Single-Hop Beers

Single-hop beers highlight new flavors

By and large, most beer is made with a hodgepodge of hops, those flowers that add aroma, bitterness and flavor.

That's because certain hops are ideal for imparting fragrance, while other breeds are better suited for adding mouth-puckering bitterness. Matching various hops' strengths and weaknesses helps brewers create singular flavor profiles, much the way that cooks blend spices in different ratios and proportions.

Yet lately, brewers have stopped mixing hops. Instead, they're dosing beers with a single breed, allowing drinkers to discern each hop's unique characteristics.
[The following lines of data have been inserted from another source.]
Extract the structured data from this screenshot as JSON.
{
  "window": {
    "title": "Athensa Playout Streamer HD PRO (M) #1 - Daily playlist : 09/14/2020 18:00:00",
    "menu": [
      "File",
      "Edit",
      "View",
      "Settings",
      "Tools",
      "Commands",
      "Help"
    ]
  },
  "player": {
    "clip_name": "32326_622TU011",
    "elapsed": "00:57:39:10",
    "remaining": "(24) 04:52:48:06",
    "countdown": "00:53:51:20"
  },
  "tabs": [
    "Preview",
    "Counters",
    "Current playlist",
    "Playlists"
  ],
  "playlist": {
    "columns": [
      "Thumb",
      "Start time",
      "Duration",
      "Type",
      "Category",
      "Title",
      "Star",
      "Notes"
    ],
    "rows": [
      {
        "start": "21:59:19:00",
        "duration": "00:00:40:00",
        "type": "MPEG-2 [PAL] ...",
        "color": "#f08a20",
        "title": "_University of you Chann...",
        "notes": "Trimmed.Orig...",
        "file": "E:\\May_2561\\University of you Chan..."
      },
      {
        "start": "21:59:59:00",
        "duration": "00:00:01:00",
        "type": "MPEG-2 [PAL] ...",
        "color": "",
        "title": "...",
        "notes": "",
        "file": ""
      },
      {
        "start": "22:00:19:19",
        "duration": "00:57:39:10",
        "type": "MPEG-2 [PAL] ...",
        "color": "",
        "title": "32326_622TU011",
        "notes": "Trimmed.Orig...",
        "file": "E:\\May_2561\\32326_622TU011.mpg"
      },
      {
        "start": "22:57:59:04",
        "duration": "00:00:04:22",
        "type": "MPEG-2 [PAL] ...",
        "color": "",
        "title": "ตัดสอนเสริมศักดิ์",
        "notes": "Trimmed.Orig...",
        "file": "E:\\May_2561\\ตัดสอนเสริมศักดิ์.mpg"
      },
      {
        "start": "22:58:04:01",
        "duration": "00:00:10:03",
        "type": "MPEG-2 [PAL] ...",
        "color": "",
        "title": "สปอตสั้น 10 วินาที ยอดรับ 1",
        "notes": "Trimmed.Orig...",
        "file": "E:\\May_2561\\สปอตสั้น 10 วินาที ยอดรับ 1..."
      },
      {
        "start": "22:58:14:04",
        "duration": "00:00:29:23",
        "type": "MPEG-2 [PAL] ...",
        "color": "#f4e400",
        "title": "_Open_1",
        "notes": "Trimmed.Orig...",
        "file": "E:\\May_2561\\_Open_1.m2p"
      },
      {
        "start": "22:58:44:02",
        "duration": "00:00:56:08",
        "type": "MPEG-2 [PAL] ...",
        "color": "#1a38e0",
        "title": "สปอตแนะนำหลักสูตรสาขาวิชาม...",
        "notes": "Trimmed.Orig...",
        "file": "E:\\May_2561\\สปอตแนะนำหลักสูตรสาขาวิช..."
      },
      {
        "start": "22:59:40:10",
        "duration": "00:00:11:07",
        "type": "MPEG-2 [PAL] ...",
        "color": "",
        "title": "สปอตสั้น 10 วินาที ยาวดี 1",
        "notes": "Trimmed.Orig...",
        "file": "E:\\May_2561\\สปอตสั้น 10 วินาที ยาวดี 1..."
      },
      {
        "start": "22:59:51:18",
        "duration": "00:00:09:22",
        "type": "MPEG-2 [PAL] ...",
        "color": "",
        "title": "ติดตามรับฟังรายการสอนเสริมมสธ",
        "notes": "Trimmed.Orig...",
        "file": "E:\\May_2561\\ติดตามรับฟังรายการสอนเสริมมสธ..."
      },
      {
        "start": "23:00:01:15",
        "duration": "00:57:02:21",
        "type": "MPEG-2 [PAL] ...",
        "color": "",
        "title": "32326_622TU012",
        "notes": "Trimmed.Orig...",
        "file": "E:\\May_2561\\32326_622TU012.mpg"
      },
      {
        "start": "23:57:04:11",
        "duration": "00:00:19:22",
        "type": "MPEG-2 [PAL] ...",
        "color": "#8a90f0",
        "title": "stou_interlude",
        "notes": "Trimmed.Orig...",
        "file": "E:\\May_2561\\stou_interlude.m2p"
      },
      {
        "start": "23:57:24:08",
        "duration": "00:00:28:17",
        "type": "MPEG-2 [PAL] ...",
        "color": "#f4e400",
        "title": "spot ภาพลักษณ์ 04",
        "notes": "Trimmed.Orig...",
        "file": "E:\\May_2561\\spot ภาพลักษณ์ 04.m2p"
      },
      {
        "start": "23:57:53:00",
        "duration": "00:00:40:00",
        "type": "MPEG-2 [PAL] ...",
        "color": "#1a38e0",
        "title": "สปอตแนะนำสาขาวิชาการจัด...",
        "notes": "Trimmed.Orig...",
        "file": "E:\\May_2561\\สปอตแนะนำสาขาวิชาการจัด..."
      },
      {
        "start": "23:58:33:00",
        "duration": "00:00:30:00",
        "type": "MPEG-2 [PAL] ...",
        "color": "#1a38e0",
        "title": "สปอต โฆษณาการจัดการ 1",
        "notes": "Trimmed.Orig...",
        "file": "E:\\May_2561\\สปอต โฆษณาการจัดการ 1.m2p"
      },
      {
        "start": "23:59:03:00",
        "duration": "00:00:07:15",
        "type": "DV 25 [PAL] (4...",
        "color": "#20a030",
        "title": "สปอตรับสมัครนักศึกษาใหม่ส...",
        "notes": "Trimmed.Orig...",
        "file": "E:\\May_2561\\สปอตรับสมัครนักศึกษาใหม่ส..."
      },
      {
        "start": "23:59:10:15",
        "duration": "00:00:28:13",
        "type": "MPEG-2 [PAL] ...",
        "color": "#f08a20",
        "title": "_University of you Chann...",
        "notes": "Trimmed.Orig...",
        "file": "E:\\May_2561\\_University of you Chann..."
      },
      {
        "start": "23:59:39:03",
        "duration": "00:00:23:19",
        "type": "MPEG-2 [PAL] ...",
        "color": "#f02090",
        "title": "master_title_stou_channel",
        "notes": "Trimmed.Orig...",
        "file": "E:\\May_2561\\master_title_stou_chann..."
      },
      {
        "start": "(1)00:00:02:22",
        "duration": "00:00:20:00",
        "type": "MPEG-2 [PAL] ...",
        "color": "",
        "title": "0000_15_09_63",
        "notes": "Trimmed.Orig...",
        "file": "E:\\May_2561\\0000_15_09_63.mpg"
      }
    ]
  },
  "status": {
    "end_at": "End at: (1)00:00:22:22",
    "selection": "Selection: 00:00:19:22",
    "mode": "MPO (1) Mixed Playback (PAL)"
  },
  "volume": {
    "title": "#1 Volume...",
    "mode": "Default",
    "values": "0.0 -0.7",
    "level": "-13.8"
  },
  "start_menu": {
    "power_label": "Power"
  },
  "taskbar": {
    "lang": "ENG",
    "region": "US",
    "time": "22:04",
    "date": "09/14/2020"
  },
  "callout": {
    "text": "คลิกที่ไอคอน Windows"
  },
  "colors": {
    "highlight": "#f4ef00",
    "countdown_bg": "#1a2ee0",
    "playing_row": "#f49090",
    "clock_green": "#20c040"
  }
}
One of the best examples of this liquid lesson plan is Boston Beer's Latitude 48 IPA Deconstructed 12-pack ($14). The brewery took the five international hop varieties used in its IPA–England's East Kent Goldings, Germany's Hallertau Mittelfrueh, and Washington State's Simcoe, Zeus and Ahtanum–and gave them a solo platform.

The base beer stays the same, acting as the control that allows the distinct difference in the hops to shine through: East Kent Goldings tastes smooth and somewhat sweet, while Simcoe has plenty of pine and citrus and Ahtanum boasts a grapefruit bouquet.

Bring a pack home and prepare to choose your own sudsy adventure.